Segment Open

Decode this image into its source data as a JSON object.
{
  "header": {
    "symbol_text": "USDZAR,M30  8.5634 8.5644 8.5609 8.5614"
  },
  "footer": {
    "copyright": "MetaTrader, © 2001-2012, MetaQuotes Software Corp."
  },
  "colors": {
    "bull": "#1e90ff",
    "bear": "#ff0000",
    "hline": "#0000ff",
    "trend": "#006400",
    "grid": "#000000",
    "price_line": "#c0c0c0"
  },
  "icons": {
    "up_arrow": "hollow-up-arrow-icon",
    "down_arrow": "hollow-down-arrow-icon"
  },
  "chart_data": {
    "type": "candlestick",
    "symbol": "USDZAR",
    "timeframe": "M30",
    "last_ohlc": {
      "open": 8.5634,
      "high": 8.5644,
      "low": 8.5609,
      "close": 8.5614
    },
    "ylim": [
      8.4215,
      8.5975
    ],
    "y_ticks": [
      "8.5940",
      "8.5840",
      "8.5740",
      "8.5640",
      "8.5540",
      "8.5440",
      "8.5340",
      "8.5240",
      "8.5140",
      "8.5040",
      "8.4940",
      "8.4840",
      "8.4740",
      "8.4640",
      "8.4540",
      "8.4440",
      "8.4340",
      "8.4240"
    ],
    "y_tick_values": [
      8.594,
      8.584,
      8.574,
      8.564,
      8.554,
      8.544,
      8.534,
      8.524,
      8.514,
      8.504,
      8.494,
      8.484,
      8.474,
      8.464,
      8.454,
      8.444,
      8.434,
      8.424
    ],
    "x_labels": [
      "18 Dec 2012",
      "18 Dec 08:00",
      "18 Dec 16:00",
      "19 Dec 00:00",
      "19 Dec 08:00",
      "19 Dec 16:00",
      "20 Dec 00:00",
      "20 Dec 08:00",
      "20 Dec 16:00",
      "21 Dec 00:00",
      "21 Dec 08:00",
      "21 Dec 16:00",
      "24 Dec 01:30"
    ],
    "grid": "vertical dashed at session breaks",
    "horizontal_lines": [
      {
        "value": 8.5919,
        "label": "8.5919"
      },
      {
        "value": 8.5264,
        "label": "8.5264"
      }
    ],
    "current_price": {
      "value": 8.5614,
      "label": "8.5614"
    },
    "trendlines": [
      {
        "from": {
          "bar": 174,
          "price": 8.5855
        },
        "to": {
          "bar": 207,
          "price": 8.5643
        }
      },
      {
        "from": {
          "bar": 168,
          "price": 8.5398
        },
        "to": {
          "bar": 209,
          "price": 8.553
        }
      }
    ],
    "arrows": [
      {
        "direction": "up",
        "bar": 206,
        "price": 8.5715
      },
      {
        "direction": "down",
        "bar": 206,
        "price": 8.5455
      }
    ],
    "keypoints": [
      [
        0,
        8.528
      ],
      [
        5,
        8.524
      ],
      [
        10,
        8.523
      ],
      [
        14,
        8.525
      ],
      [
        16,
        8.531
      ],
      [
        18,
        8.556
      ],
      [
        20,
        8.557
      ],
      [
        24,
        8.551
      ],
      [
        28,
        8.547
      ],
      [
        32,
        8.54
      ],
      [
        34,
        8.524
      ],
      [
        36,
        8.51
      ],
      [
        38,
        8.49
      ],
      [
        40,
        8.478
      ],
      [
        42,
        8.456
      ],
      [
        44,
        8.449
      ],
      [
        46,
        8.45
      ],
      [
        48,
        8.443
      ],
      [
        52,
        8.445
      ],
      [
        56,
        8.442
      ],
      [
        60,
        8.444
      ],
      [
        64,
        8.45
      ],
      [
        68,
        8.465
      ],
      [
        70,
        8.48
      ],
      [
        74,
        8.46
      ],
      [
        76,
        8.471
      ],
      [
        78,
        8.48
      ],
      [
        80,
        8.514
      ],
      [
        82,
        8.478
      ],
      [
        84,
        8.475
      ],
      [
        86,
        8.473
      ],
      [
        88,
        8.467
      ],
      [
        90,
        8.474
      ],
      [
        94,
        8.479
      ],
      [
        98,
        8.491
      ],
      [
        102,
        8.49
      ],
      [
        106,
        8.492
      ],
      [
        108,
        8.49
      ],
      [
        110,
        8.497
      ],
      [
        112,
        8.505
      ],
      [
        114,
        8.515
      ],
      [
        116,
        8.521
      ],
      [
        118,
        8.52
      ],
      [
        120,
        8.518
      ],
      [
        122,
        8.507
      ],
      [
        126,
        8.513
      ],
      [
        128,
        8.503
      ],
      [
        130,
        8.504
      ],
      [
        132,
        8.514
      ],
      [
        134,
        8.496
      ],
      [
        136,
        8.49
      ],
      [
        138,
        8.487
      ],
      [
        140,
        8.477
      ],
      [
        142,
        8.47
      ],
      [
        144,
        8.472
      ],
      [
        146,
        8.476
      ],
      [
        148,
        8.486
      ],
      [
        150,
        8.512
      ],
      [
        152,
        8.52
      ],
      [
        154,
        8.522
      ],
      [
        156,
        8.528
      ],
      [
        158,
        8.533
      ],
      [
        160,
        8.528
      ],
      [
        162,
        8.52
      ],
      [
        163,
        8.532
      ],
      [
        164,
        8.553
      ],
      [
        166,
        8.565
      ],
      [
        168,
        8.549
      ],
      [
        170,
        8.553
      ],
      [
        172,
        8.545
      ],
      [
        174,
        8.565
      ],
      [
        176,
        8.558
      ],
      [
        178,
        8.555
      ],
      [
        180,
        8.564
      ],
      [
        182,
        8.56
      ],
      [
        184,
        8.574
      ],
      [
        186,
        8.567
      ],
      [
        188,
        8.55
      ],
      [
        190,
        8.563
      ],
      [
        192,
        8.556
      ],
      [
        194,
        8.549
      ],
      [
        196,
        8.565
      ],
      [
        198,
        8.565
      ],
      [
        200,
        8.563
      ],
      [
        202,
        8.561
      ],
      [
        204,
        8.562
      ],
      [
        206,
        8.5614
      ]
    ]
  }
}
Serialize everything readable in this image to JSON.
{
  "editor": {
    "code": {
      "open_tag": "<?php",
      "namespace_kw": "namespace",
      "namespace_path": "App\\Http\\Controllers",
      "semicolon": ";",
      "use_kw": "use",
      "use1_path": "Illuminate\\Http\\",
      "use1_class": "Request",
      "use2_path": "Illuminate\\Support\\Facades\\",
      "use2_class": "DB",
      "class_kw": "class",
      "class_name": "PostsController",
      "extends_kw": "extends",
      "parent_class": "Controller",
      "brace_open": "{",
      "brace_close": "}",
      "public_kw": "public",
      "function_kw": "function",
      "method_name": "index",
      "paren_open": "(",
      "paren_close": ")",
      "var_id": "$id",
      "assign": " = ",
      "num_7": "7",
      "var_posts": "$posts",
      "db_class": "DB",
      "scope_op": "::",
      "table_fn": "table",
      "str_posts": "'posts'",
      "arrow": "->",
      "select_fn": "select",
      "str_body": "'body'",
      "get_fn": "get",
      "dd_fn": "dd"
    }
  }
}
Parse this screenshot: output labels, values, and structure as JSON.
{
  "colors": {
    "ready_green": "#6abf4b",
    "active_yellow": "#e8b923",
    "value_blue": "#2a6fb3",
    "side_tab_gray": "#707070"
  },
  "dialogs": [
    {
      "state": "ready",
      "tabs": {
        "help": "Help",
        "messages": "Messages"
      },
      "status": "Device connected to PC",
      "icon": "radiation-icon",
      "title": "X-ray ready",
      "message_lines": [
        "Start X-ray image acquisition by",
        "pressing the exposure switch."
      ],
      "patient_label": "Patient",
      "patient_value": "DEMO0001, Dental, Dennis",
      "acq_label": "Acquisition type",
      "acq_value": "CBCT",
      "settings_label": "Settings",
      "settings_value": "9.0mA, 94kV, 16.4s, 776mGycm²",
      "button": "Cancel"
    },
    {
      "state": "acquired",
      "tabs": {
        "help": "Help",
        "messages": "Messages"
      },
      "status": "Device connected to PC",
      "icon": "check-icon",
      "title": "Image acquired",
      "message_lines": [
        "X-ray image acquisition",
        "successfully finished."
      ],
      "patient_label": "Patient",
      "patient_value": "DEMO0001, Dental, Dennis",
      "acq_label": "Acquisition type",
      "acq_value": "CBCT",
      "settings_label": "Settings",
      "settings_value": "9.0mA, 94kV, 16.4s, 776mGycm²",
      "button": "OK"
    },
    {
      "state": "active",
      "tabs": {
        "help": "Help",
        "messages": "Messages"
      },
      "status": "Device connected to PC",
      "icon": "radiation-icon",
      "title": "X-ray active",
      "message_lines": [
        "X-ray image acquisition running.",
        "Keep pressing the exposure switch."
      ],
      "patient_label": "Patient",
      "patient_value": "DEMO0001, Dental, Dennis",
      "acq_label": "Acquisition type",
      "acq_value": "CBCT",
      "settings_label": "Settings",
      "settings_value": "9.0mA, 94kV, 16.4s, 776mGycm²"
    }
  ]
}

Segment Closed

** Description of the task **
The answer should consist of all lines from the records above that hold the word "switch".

** Result **
        "pressing the exposure switch."
        "Keep pressing the exposure switch."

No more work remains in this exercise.